• [PROVIDED INFORMATION]
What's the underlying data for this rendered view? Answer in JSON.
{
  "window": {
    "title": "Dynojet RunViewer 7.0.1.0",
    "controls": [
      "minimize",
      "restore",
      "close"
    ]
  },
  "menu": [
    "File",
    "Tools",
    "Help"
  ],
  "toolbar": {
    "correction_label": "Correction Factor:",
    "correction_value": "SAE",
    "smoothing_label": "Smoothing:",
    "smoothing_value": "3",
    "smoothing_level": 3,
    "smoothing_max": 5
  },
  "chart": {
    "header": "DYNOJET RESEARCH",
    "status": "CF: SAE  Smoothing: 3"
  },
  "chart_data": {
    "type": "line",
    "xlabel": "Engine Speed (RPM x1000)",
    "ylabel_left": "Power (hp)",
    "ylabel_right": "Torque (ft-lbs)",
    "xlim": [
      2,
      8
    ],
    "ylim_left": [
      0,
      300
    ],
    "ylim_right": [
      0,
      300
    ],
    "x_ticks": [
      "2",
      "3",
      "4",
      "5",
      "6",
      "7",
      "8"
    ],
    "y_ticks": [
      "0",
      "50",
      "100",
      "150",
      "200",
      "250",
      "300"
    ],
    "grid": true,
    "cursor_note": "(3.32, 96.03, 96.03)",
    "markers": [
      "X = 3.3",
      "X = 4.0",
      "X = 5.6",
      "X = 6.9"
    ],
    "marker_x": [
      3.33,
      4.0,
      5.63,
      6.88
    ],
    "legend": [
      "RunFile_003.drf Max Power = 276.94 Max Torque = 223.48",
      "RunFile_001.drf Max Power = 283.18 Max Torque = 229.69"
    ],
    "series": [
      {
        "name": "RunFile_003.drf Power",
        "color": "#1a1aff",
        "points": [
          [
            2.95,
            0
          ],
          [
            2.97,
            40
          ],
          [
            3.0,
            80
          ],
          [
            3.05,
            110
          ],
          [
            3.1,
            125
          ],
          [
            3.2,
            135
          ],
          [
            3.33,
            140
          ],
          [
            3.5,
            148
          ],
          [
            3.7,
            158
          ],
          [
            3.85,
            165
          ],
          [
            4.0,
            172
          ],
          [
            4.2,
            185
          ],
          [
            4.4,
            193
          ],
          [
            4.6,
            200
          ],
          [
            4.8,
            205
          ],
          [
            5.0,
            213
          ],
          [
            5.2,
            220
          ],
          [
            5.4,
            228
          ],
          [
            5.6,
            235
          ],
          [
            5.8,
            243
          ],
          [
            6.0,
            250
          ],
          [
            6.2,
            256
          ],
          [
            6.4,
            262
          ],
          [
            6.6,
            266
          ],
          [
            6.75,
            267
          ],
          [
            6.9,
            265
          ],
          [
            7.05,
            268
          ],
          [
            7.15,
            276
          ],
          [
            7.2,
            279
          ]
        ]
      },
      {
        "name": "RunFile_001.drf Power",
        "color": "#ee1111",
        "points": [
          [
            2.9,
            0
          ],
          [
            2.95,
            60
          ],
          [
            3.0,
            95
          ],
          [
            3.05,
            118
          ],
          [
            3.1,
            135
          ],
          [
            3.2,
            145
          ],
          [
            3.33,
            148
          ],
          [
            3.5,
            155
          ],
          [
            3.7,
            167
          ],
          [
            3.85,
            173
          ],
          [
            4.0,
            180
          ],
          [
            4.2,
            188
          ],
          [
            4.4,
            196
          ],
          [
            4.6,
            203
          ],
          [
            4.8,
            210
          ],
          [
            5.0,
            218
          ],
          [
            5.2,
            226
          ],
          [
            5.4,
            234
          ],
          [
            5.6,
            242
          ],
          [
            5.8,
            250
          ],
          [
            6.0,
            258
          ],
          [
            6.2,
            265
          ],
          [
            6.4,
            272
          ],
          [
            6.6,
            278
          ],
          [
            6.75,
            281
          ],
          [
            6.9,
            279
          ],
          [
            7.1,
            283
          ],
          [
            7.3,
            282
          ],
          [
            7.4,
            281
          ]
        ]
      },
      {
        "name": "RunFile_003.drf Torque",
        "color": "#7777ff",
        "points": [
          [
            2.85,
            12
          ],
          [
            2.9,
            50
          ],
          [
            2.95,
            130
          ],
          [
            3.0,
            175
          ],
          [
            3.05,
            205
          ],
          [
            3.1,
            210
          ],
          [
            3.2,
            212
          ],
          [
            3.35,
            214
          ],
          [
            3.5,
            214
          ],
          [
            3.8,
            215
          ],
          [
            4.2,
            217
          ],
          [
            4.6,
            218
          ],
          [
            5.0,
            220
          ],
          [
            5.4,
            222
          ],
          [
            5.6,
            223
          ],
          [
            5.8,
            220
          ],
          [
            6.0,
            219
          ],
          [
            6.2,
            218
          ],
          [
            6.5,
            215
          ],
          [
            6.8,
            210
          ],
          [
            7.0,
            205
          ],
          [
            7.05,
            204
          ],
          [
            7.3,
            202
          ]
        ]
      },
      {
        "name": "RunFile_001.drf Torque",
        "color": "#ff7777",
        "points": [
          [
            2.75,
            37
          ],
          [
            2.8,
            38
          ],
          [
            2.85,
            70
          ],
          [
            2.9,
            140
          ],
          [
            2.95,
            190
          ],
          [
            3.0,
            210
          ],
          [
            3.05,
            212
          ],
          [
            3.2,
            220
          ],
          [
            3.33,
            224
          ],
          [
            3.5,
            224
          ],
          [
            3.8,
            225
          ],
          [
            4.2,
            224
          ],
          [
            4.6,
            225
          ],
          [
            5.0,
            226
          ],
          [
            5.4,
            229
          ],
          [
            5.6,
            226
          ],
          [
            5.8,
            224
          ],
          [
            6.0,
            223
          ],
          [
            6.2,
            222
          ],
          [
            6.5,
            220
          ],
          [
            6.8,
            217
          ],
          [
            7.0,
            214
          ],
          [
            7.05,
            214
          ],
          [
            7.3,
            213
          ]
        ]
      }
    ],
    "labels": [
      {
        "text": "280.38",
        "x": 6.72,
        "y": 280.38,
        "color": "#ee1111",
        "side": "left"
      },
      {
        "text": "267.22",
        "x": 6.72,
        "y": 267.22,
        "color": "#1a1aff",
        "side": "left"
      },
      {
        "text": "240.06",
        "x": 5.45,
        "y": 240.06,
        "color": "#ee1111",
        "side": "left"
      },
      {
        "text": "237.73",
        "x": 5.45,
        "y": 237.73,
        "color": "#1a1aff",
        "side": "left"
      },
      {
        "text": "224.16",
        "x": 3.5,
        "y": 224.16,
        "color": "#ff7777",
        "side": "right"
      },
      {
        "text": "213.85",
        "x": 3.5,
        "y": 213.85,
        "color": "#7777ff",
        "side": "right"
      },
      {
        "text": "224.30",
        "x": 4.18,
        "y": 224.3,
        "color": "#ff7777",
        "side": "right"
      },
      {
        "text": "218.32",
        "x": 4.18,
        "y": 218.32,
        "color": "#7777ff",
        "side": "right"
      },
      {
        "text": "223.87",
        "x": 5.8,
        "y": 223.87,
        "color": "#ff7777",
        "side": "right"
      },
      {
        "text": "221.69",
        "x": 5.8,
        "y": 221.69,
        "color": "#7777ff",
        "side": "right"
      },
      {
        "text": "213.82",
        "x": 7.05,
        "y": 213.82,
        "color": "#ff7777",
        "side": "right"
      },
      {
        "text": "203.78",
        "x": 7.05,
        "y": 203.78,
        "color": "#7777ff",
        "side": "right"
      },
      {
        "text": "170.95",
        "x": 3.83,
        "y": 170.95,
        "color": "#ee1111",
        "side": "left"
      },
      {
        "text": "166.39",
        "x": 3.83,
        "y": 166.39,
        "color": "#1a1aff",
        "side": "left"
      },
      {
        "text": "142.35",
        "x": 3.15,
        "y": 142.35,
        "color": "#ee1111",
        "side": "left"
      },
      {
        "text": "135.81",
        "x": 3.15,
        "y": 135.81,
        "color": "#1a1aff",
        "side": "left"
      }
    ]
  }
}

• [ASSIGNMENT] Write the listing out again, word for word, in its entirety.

• [SOLUTION BELOW]
What's the underlying data for this rendered view? Answer in JSON.
{
  "window": {
    "title": "Dynojet RunViewer 7.0.1.0",
    "controls": [
      "minimize",
      "restore",
      "close"
    ]
  },
  "menu": [
    "File",
    "Tools",
    "Help"
  ],
  "toolbar": {
    "correction_label": "Correction Factor:",
    "correction_value": "SAE",
    "smoothing_label": "Smoothing:",
    "smoothing_value": "3",
    "smoothing_level": 3,
    "smoothing_max": 5
  },
  "chart": {
    "header": "DYNOJET RESEARCH",
    "status": "CF: SAE  Smoothing: 3"
  },
  "chart_data": {
    "type": "line",
    "xlabel": "Engine Speed (RPM x1000)",
    "ylabel_left": "Power (hp)",
    "ylabel_right": "Torque (ft-lbs)",
    "xlim": [
      2,
      8
    ],
    "ylim_left": [
      0,
      300
    ],
    "ylim_right": [
      0,
      300
    ],
    "x_ticks": [
      "2",
      "3",
      "4",
      "5",
      "6",
      "7",
      "8"
    ],
    "y_ticks": [
      "0",
      "50",
      "100",
      "150",
      "200",
      "250",
      "300"
    ],
    "grid": true,
    "cursor_note": "(3.32, 96.03, 96.03)",
    "markers": [
      "X = 3.3",
      "X = 4.0",
      "X = 5.6",
      "X = 6.9"
    ],
    "marker_x": [
      3.33,
      4.0,
      5.63,
      6.88
    ],
    "legend": [
      "RunFile_003.drf Max Power = 276.94 Max Torque = 223.48",
      "RunFile_001.drf Max Power = 283.18 Max Torque = 229.69"
    ],
    "series": [
      {
        "name": "RunFile_003.drf Power",
        "color": "#1a1aff",
        "points": [
          [
            2.95,
            0
          ],
          [
            2.97,
            40
          ],
          [
            3.0,
            80
          ],
          [
            3.05,
            110
          ],
          [
            3.1,
            125
          ],
          [
            3.2,
            135
          ],
          [
            3.33,
            140
          ],
          [
            3.5,
            148
          ],
          [
            3.7,
            158
          ],
          [
            3.85,
            165
          ],
          [
            4.0,
            172
          ],
          [
            4.2,
            185
          ],
          [
            4.4,
            193
          ],
          [
            4.6,
            200
          ],
          [
            4.8,
            205
          ],
          [
            5.0,
            213
          ],
          [
            5.2,
            220
          ],
          [
            5.4,
            228
          ],
          [
            5.6,
            235
          ],
          [
            5.8,
            243
          ],
          [
            6.0,
            250
          ],
          [
            6.2,
            256
          ],
          [
            6.4,
            262
          ],
          [
            6.6,
            266
          ],
          [
            6.75,
            267
          ],
          [
            6.9,
            265
          ],
          [
            7.05,
            268
          ],
          [
            7.15,
            276
          ],
          [
            7.2,
            279
          ]
        ]
      },
      {
        "name": "RunFile_001.drf Power",
        "color": "#ee1111",
        "points": [
          [
            2.9,
            0
          ],
          [
            2.95,
            60
          ],
          [
            3.0,
            95
          ],
          [
            3.05,
            118
          ],
          [
            3.1,
            135
          ],
          [
            3.2,
            145
          ],
          [
            3.33,
            148
          ],
          [
            3.5,
            155
          ],
          [
            3.7,
            167
          ],
          [
            3.85,
            173
          ],
          [
            4.0,
            180
          ],
          [
            4.2,
            188
          ],
          [
            4.4,
            196
          ],
          [
            4.6,
            203
          ],
          [
            4.8,
            210
          ],
          [
            5.0,
            218
          ],
          [
            5.2,
            226
          ],
          [
            5.4,
            234
          ],
          [
            5.6,
            242
          ],
          [
            5.8,
            250
          ],
          [
            6.0,
            258
          ],
          [
            6.2,
            265
          ],
          [
            6.4,
            272
          ],
          [
            6.6,
            278
          ],
          [
            6.75,
            281
          ],
          [
            6.9,
            279
          ],
          [
            7.1,
            283
          ],
          [
            7.3,
            282
          ],
          [
            7.4,
            281
          ]
        ]
      },
      {
        "name": "RunFile_003.drf Torque",
        "color": "#7777ff",
        "points": [
          [
            2.85,
            12
          ],
          [
            2.9,
            50
          ],
          [
            2.95,
            130
          ],
          [
            3.0,
            175
          ],
          [
            3.05,
            205
          ],
          [
            3.1,
            210
          ],
          [
            3.2,
            212
          ],
          [
            3.35,
            214
          ],
          [
            3.5,
            214
          ],
          [
            3.8,
            215
          ],
          [
            4.2,
            217
          ],
          [
            4.6,
            218
          ],
          [
            5.0,
            220
          ],
          [
            5.4,
            222
          ],
          [
            5.6,
            223
          ],
          [
            5.8,
            220
          ],
          [
            6.0,
            219
          ],
          [
            6.2,
            218
          ],
          [
            6.5,
            215
          ],
          [
            6.8,
            210
          ],
          [
            7.0,
            205
          ],
          [
            7.05,
            204
          ],
          [
            7.3,
            202
          ]
        ]
      },
      {
        "name": "RunFile_001.drf Torque",
        "color": "#ff7777",
        "points": [
          [
            2.75,
            37
          ],
          [
            2.8,
            38
          ],
          [
            2.85,
            70
          ],
          [
            2.9,
            140
          ],
          [
            2.95,
            190
          ],
          [
            3.0,
            210
          ],
          [
            3.05,
            212
          ],
          [
            3.2,
            220
          ],
          [
            3.33,
            224
          ],
          [
            3.5,
            224
          ],
          [
            3.8,
            225
          ],
          [
            4.2,
            224
          ],
          [
            4.6,
            225
          ],
          [
            5.0,
            226
          ],
          [
            5.4,
            229
          ],
          [
            5.6,
            226
          ],
          [
            5.8,
            224
          ],
          [
            6.0,
            223
          ],
          [
            6.2,
            222
          ],
          [
            6.5,
            220
          ],
          [
            6.8,
            217
          ],
          [
            7.0,
            214
          ],
          [
            7.05,
            214
          ],
          [
            7.3,
            213
          ]
        ]
      }
    ],
    "labels": [
      {
        "text": "280.38",
        "x": 6.72,
        "y": 280.38,
        "color": "#ee1111",
        "side": "left"
      },
      {
        "text": "267.22",
        "x": 6.72,
        "y": 267.22,
        "color": "#1a1aff",
        "side": "left"
      },
      {
        "text": "240.06",
        "x": 5.45,
        "y": 240.06,
        "color": "#ee1111",
        "side": "left"
      },
      {
        "text": "237.73",
        "x": 5.45,
        "y": 237.73,
        "color": "#1a1aff",
        "side": "left"
      },
      {
        "text": "224.16",
        "x": 3.5,
        "y": 224.16,
        "color": "#ff7777",
        "side": "right"
      },
      {
        "text": "213.85",
        "x": 3.5,
        "y": 213.85,
        "color": "#7777ff",
        "side": "right"
      },
      {
        "text": "224.30",
        "x": 4.18,
        "y": 224.3,
        "color": "#ff7777",
        "side": "right"
      },
      {
        "text": "218.32",
        "x": 4.18,
        "y": 218.32,
        "color": "#7777ff",
        "side": "right"
      },
      {
        "text": "223.87",
        "x": 5.8,
        "y": 223.87,
        "color": "#ff7777",
        "side": "right"
      },
      {
        "text": "221.69",
        "x": 5.8,
        "y": 221.69,
        "color": "#7777ff",
        "side": "right"
      },
      {
        "text": "213.82",
        "x": 7.05,
        "y": 213.82,
        "color": "#ff7777",
        "side": "right"
      },
      {
        "text": "203.78",
        "x": 7.05,
        "y": 203.78,
        "color": "#7777ff",
        "side": "right"
      },
      {
        "text": "170.95",
        "x": 3.83,
        "y": 170.95,
        "color": "#ee1111",
        "side": "left"
      },
      {
        "text": "166.39",
        "x": 3.83,
        "y": 166.39,
        "color": "#1a1aff",
        "side": "left"
      },
      {
        "text": "142.35",
        "x": 3.15,
        "y": 142.35,
        "color": "#ee1111",
        "side": "left"
      },
      {
        "text": "135.81",
        "x": 3.15,
        "y": 135.81,
        "color": "#1a1aff",
        "side": "left"
      }
    ]
  }
}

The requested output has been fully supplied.